---------- Data ----------

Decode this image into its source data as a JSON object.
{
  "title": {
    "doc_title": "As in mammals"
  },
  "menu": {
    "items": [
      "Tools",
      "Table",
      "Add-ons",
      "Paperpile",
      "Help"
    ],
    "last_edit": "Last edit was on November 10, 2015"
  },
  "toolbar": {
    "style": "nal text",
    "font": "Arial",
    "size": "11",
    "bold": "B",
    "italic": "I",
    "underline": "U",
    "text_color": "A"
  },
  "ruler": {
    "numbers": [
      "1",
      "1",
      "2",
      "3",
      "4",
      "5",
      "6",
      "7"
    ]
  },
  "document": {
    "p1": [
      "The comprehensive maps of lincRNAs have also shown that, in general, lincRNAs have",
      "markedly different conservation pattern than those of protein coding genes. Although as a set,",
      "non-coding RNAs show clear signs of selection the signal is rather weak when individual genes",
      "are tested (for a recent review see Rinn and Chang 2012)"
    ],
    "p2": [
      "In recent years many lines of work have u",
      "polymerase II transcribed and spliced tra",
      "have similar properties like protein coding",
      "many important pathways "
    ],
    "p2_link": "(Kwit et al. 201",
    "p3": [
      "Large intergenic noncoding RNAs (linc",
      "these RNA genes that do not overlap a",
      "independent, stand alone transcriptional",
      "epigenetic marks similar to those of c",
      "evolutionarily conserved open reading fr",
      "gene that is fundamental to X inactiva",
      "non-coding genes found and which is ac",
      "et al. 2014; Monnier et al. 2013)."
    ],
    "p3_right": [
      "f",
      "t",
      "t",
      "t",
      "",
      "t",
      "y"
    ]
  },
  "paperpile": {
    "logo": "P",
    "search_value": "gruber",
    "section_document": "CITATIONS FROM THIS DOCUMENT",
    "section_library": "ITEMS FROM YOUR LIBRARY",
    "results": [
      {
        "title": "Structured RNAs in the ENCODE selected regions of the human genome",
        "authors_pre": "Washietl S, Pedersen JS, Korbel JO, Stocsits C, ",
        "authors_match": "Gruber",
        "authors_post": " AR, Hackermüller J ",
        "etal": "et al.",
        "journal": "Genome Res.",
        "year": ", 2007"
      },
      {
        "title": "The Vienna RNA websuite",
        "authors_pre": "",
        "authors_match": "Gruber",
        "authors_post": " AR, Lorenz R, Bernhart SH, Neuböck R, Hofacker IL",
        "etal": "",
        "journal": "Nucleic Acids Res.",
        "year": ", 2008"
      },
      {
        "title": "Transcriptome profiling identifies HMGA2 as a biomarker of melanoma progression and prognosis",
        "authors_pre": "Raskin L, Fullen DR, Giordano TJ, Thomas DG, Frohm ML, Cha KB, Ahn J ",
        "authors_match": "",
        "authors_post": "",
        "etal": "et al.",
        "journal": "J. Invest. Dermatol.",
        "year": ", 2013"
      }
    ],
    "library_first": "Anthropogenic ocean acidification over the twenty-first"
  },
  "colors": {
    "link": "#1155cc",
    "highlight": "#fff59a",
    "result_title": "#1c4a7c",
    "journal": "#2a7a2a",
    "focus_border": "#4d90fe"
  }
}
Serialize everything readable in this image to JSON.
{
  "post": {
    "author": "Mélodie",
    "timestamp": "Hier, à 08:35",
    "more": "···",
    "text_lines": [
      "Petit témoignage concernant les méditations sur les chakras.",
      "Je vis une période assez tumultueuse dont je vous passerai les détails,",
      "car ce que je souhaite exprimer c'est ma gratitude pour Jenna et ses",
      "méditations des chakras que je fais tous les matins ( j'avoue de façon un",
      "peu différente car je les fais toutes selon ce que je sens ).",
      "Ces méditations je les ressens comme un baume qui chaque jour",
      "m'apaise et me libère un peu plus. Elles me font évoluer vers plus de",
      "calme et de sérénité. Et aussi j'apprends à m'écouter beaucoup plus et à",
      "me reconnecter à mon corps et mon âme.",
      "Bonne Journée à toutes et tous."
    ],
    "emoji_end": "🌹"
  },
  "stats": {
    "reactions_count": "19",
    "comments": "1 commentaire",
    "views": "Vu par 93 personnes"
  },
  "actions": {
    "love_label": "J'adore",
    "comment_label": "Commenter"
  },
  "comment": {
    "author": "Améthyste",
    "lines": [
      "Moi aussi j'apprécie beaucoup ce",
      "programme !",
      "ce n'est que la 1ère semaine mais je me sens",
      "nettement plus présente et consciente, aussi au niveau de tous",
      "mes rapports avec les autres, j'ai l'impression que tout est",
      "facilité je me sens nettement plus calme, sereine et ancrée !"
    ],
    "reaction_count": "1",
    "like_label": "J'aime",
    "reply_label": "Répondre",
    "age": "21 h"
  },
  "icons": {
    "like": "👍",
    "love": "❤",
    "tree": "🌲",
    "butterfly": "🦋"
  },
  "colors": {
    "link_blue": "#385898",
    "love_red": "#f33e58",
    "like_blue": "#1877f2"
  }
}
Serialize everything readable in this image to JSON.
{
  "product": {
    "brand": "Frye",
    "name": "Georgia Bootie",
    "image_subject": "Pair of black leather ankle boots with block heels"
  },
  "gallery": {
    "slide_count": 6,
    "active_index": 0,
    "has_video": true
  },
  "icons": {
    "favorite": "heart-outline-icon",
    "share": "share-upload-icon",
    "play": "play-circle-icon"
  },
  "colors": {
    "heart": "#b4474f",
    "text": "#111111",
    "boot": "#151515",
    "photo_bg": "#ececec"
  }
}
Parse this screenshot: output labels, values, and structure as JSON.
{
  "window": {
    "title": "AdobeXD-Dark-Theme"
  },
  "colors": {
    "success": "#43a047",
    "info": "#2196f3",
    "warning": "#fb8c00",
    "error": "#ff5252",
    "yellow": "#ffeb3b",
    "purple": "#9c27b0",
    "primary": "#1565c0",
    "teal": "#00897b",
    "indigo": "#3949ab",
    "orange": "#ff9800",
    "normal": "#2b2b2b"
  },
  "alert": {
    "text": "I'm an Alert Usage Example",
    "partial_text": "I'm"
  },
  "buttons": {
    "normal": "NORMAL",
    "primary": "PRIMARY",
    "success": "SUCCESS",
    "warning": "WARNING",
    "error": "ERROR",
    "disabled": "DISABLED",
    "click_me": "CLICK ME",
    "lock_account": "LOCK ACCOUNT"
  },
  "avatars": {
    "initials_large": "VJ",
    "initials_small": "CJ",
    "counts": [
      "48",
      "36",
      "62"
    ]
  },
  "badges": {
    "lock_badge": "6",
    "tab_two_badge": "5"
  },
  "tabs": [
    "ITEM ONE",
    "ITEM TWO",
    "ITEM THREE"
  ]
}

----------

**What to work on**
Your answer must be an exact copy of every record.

**Finished task**
Decode this image into its source data as a JSON object.
{
  "title": {
    "doc_title": "As in mammals"
  },
  "menu": {
    "items": [
      "Tools",
      "Table",
      "Add-ons",
      "Paperpile",
      "Help"
    ],
    "last_edit": "Last edit was on November 10, 2015"
  },
  "toolbar": {
    "style": "nal text",
    "font": "Arial",
    "size": "11",
    "bold": "B",
    "italic": "I",
    "underline": "U",
    "text_color": "A"
  },
  "ruler": {
    "numbers": [
      "1",
      "1",
      "2",
      "3",
      "4",
      "5",
      "6",
      "7"
    ]
  },
  "document": {
    "p1": [
      "The comprehensive maps of lincRNAs have also shown that, in general, lincRNAs have",
      "markedly different conservation pattern than those of protein coding genes. Although as a set,",
      "non-coding RNAs show clear signs of selection the signal is rather weak when individual genes",
      "are tested (for a recent review see Rinn and Chang 2012)"
    ],
    "p2": [
      "In recent years many lines of work have u",
      "polymerase II transcribed and spliced tra",
      "have similar properties like protein coding",
      "many important pathways "
    ],
    "p2_link": "(Kwit et al. 201",
    "p3": [
      "Large intergenic noncoding RNAs (linc",
      "these RNA genes that do not overlap a",
      "independent, stand alone transcriptional",
      "epigenetic marks similar to those of c",
      "evolutionarily conserved open reading fr",
      "gene that is fundamental to X inactiva",
      "non-coding genes found and which is ac",
      "et al. 2014; Monnier et al. 2013)."
    ],
    "p3_right": [
      "f",
      "t",
      "t",
      "t",
      "",
      "t",
      "y"
    ]
  },
  "paperpile": {
    "logo": "P",
    "search_value": "gruber",
    "section_document": "CITATIONS FROM THIS DOCUMENT",
    "section_library": "ITEMS FROM YOUR LIBRARY",
    "results": [
      {
        "title": "Structured RNAs in the ENCODE selected regions of the human genome",
        "authors_pre": "Washietl S, Pedersen JS, Korbel JO, Stocsits C, ",
        "authors_match": "Gruber",
        "authors_post": " AR, Hackermüller J ",
        "etal": "et al.",
        "journal": "Genome Res.",
        "year": ", 2007"
      },
      {
        "title": "The Vienna RNA websuite",
        "authors_pre": "",
        "authors_match": "Gruber",
        "authors_post": " AR, Lorenz R, Bernhart SH, Neuböck R, Hofacker IL",
        "etal": "",
        "journal": "Nucleic Acids Res.",
        "year": ", 2008"
      },
      {
        "title": "Transcriptome profiling identifies HMGA2 as a biomarker of melanoma progression and prognosis",
        "authors_pre": "Raskin L, Fullen DR, Giordano TJ, Thomas DG, Frohm ML, Cha KB, Ahn J ",
        "authors_match": "",
        "authors_post": "",
        "etal": "et al.",
        "journal": "J. Invest. Dermatol.",
        "year": ", 2013"
      }
    ],
    "library_first": "Anthropogenic ocean acidification over the twenty-first"
  },
  "colors": {
    "link": "#1155cc",
    "highlight": "#fff59a",
    "result_title": "#1c4a7c",
    "journal": "#2a7a2a",
    "focus_border": "#4d90fe"
  }
}
Serialize everything readable in this image to JSON.
{
  "post": {
    "author": "Mélodie",
    "timestamp": "Hier, à 08:35",
    "more": "···",
    "text_lines": [
      "Petit témoignage concernant les méditations sur les chakras.",
      "Je vis une période assez tumultueuse dont je vous passerai les détails,",
      "car ce que je souhaite exprimer c'est ma gratitude pour Jenna et ses",
      "méditations des chakras que je fais tous les matins ( j'avoue de façon un",
      "peu différente car je les fais toutes selon ce que je sens ).",
      "Ces méditations je les ressens comme un baume qui chaque jour",
      "m'apaise et me libère un peu plus. Elles me font évoluer vers plus de",
      "calme et de sérénité. Et aussi j'apprends à m'écouter beaucoup plus et à",
      "me reconnecter à mon corps et mon âme.",
      "Bonne Journée à toutes et tous."
    ],
    "emoji_end": "🌹"
  },
  "stats": {
    "reactions_count": "19",
    "comments": "1 commentaire",
    "views": "Vu par 93 personnes"
  },
  "actions": {
    "love_label": "J'adore",
    "comment_label": "Commenter"
  },
  "comment": {
    "author": "Améthyste",
    "lines": [
      "Moi aussi j'apprécie beaucoup ce",
      "programme !",
      "ce n'est que la 1ère semaine mais je me sens",
      "nettement plus présente et consciente, aussi au niveau de tous",
      "mes rapports avec les autres, j'ai l'impression que tout est",
      "facilité je me sens nettement plus calme, sereine et ancrée !"
    ],
    "reaction_count": "1",
    "like_label": "J'aime",
    "reply_label": "Répondre",
    "age": "21 h"
  },
  "icons": {
    "like": "👍",
    "love": "❤",
    "tree": "🌲",
    "butterfly": "🦋"
  },
  "colors": {
    "link_blue": "#385898",
    "love_red": "#f33e58",
    "like_blue": "#1877f2"
  }
}
Serialize everything readable in this image to JSON.
{
  "product": {
    "brand": "Frye",
    "name": "Georgia Bootie",
    "image_subject": "Pair of black leather ankle boots with block heels"
  },
  "gallery": {
    "slide_count": 6,
    "active_index": 0,
    "has_video": true
  },
  "icons": {
    "favorite": "heart-outline-icon",
    "share": "share-upload-icon",
    "play": "play-circle-icon"
  },
  "colors": {
    "heart": "#b4474f",
    "text": "#111111",
    "boot": "#151515",
    "photo_bg": "#ececec"
  }
}
Parse this screenshot: output labels, values, and structure as JSON.
{
  "window": {
    "title": "AdobeXD-Dark-Theme"
  },
  "colors": {
    "success": "#43a047",
    "info": "#2196f3",
    "warning": "#fb8c00",
    "error": "#ff5252",
    "yellow": "#ffeb3b",
    "purple": "#9c27b0",
    "primary": "#1565c0",
    "teal": "#00897b",
    "indigo": "#3949ab",
    "orange": "#ff9800",
    "normal": "#2b2b2b"
  },
  "alert": {
    "text": "I'm an Alert Usage Example",
    "partial_text": "I'm"
  },
  "buttons": {
    "normal": "NORMAL",
    "primary": "PRIMARY",
    "success": "SUCCESS",
    "warning": "WARNING",
    "error": "ERROR",
    "disabled": "DISABLED",
    "click_me": "CLICK ME",
    "lock_account": "LOCK ACCOUNT"
  },
  "avatars": {
    "initials_large": "VJ",
    "initials_small": "CJ",
    "counts": [
      "48",
      "36",
      "62"
    ]
  },
  "badges": {
    "lock_badge": "6",
    "tab_two_badge": "5"
  },
  "tabs": [
    "ITEM ONE",
    "ITEM TWO",
    "ITEM THREE"
  ]
}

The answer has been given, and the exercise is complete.